If you recognize the beginning signs of dominance aggression in your dog, you should immediately consult an animal behavior specialist. No physical punishment should be used. Getting physical with a dominant dog may cause the dog to intensify his aggression, posing the risk of injury to you. With a dog that has shown signs of dominance aggression, you should always take precautions to ensure the safety of your family and others who may encounter your dog by:
• Avoiding situations that elicit the aggressive behavior.
• During the times your dog is acting aggressively, back off and use “happy talk” to relieve the tenseness of the situation.
• Supervise, confine and/or restrict your dog’s activities as necessary, especially when children or other pets are present.
• When you’re outdoors with your dog, use a “Gentle Leader” or muzzle.
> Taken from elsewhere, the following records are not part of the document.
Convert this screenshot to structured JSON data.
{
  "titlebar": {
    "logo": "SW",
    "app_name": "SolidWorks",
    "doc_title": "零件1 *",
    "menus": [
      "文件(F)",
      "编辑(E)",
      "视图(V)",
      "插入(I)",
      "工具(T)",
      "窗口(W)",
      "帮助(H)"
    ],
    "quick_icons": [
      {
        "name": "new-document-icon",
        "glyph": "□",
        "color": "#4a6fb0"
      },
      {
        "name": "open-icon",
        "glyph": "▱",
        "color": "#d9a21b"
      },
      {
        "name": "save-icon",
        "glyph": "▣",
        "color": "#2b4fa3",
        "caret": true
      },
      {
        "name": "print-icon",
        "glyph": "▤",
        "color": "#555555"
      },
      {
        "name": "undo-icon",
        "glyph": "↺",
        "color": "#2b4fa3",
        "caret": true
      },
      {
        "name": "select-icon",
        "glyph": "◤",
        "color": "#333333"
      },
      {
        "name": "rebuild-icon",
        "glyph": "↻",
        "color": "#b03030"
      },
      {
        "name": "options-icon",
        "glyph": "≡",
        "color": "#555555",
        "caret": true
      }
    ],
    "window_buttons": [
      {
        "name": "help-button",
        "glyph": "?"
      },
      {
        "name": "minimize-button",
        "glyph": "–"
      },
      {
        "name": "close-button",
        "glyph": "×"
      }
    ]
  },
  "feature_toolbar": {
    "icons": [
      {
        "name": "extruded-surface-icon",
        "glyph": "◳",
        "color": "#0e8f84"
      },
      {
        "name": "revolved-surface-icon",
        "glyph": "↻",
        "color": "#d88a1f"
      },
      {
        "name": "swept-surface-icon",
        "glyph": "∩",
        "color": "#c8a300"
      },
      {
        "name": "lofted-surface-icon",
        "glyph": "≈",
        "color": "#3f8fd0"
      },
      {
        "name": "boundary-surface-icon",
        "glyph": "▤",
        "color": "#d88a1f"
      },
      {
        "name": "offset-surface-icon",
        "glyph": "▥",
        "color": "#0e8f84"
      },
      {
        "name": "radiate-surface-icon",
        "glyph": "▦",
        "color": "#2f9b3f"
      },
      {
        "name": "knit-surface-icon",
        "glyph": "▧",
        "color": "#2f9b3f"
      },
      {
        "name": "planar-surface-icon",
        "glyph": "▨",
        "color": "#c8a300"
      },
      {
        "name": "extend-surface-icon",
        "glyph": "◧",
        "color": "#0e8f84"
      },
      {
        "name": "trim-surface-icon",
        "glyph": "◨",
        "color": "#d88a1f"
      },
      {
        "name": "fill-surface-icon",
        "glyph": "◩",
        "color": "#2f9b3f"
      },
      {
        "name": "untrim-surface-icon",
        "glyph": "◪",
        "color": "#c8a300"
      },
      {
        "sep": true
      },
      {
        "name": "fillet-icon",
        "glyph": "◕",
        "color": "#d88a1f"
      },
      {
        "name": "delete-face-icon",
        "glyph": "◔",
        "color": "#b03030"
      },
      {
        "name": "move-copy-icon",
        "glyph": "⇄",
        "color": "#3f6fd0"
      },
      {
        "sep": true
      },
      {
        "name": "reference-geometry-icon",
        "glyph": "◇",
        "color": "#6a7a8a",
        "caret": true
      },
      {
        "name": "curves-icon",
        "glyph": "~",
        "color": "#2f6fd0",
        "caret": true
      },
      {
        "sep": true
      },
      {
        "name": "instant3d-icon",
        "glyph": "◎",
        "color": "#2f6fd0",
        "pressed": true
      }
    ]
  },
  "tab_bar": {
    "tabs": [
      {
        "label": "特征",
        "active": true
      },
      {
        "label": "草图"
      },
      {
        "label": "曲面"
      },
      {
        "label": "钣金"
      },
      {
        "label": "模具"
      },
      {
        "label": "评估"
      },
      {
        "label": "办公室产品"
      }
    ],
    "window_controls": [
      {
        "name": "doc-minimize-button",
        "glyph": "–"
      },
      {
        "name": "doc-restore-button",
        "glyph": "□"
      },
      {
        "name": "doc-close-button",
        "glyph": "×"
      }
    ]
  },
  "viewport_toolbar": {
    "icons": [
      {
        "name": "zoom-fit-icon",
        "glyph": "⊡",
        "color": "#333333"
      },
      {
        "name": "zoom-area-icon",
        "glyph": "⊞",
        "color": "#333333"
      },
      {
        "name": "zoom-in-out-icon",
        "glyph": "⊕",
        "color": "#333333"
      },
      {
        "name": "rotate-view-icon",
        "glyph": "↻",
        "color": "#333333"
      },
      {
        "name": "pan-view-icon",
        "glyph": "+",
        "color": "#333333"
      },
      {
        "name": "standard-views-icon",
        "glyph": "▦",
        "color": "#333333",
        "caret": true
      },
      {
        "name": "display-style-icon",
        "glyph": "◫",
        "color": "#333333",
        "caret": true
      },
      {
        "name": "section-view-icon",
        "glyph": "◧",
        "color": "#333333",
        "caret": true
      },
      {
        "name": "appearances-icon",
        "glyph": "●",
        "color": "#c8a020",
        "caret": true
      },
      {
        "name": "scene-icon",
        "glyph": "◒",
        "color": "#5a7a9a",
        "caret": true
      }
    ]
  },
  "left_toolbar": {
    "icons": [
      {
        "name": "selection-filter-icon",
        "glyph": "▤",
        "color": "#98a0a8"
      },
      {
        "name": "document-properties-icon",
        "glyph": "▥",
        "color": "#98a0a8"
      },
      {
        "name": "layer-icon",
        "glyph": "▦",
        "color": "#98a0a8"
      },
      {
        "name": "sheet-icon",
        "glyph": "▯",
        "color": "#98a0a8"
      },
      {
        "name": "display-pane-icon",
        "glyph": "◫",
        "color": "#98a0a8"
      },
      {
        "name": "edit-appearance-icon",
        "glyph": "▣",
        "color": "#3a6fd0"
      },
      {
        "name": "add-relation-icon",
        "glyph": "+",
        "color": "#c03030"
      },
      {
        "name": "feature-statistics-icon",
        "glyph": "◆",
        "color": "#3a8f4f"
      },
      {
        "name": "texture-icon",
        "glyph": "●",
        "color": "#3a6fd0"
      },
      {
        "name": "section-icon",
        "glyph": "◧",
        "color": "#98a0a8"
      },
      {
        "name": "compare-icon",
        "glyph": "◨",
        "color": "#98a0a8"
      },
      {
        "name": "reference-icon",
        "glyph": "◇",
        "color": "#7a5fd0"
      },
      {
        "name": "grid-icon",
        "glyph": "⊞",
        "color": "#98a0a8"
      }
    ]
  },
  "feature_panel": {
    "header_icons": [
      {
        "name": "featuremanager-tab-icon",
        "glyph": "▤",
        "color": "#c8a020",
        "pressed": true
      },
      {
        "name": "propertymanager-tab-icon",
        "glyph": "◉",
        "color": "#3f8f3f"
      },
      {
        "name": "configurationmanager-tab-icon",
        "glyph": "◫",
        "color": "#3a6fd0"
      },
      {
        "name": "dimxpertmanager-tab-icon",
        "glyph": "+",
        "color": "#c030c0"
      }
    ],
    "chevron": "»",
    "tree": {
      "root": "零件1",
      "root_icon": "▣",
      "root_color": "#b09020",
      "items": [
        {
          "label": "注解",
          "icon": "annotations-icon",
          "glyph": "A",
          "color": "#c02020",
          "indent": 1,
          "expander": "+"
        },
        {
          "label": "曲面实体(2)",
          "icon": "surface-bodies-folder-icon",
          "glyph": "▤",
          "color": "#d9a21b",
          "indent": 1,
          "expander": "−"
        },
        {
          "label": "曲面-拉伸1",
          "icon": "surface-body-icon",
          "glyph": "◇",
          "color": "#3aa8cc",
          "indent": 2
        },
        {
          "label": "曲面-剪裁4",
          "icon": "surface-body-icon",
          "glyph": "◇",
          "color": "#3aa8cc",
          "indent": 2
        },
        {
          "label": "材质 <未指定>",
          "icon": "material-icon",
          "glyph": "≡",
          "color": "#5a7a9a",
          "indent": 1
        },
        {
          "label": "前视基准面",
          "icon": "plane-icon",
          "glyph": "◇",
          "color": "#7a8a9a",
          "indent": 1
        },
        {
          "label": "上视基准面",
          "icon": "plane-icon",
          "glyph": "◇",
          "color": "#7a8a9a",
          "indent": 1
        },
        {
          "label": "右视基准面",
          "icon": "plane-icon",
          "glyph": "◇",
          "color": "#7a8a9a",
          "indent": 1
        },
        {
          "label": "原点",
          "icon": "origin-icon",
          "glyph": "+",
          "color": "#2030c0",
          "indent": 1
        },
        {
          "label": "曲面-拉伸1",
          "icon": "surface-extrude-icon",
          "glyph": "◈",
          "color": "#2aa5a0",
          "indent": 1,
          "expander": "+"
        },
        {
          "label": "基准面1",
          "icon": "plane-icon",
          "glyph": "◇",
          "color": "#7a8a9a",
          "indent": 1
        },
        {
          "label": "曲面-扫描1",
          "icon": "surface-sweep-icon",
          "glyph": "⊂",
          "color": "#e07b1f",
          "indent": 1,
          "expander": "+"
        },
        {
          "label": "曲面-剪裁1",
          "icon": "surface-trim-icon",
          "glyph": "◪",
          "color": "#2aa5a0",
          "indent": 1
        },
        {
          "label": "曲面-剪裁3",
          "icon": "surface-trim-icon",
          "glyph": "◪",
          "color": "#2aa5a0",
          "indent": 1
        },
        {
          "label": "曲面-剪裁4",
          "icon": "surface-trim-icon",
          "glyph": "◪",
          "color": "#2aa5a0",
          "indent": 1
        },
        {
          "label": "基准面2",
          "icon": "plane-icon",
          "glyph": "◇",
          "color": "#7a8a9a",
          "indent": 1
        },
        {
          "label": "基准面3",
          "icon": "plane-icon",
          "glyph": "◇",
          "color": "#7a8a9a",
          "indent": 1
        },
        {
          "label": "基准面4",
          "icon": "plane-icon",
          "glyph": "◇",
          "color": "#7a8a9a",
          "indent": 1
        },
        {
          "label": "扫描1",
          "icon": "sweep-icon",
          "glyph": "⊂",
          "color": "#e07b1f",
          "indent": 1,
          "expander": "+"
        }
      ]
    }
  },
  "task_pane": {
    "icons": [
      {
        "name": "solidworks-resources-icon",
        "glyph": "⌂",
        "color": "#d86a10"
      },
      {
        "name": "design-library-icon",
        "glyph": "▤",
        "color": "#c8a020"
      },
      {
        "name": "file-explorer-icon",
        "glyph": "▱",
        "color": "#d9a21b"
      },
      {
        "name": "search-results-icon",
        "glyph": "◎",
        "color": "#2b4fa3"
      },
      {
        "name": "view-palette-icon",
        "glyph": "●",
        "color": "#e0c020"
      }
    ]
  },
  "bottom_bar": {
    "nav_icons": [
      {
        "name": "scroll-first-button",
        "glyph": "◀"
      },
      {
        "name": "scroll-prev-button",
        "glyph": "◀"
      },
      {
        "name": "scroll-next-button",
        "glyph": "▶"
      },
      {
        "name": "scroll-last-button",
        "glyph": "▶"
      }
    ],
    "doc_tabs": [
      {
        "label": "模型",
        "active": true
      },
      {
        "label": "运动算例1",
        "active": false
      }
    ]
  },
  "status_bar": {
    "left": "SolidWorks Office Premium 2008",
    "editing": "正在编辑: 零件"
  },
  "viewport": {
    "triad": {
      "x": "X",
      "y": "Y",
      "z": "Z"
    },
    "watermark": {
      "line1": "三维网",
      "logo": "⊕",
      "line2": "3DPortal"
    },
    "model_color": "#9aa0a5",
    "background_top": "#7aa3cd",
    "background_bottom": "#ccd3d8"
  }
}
• When you’re indoors with your dog, control access to the entire house by using baby gates and/or by crating your dog. You can also use a cage-type muzzle, or a “Gentle Leader” and leash, but only when you can closely supervise your dog. Dominance aggression problems are unlikely to go away without your taking steps to resolve them. Treatment of dominance aggression problems should always be supervised by an animal behavior specialist, since dominant aggressive dogs can be potentially dangerous.
The following techniques (which don’t require a physical confrontation with your dog) can help you gain some control:
• Spay or neuter your dog to reduce hormonal contributions to aggression. NOTE: After a mature animal has been spayed or neutered, it may take time for those hormones to clear from the system. Also, long-standing behavior patterns may continue even after the hormones or other causes no longer exist.
• “Nothing in Life is Free” is a safe, non-confrontational way to establish your leadership and requires your dog to work for everything he gets from you. Have your dog obey at least one command (such as “sit”) before you pet him, give him dinner, put on his leash or throw a toy for him. If your dog doesn’t know any commands or doesn’t perform them reliably, you’ll first have to teach him, using positive reinforcement, and practice with him daily. You may need to seek professional help if your dog is not obeying each time you ask after two to three weeks of working on a command.
• Don’t feed your dog people food from the table and don’t allow begging.
• Don’t play “tug of war,” wrestle or play roughly with your dog.
• Ignore barking and jumping up.
• Don’t allow your dog on the furniture or your bed, as this is a privilege reserved for leaders. If your dog growls or snaps when you try to remove him from the furniture, use a treat to lure him off. Otherwise, try to limit his access to your bed and/or furniture by using baby gates, a crate, or by closing doors.
• Always remember to reward good behavior.
• Consult your veterinarian about acupuncture, massage therapy or drug therapy.
• Obedience classes may be helpful in establishing a relationship between you and your dog in which you give commands and he obeys them (be sure to choose a trainer who uses positive reinforcement methods). Obedience classes alone, however, won’t necessarily prevent or reduce dominance aggression.
A Note About Children and Dogs
From your dog’s point of view, children, too, have a place in the dominance hierarchy, because children are smaller and get down on the dog’s level to play, dogs often consider them to be playmates, rather than superiors. Small children and dogs should not be left alone together without adult supervision. Older children should be taught how to play and interact appropriately and safely with dogs; however, no child should be left alone with a dog who has displayed signs of aggression.
Permission to use granted by: Dumb Friends League ~ Copyright 2003 ~ All rights reserved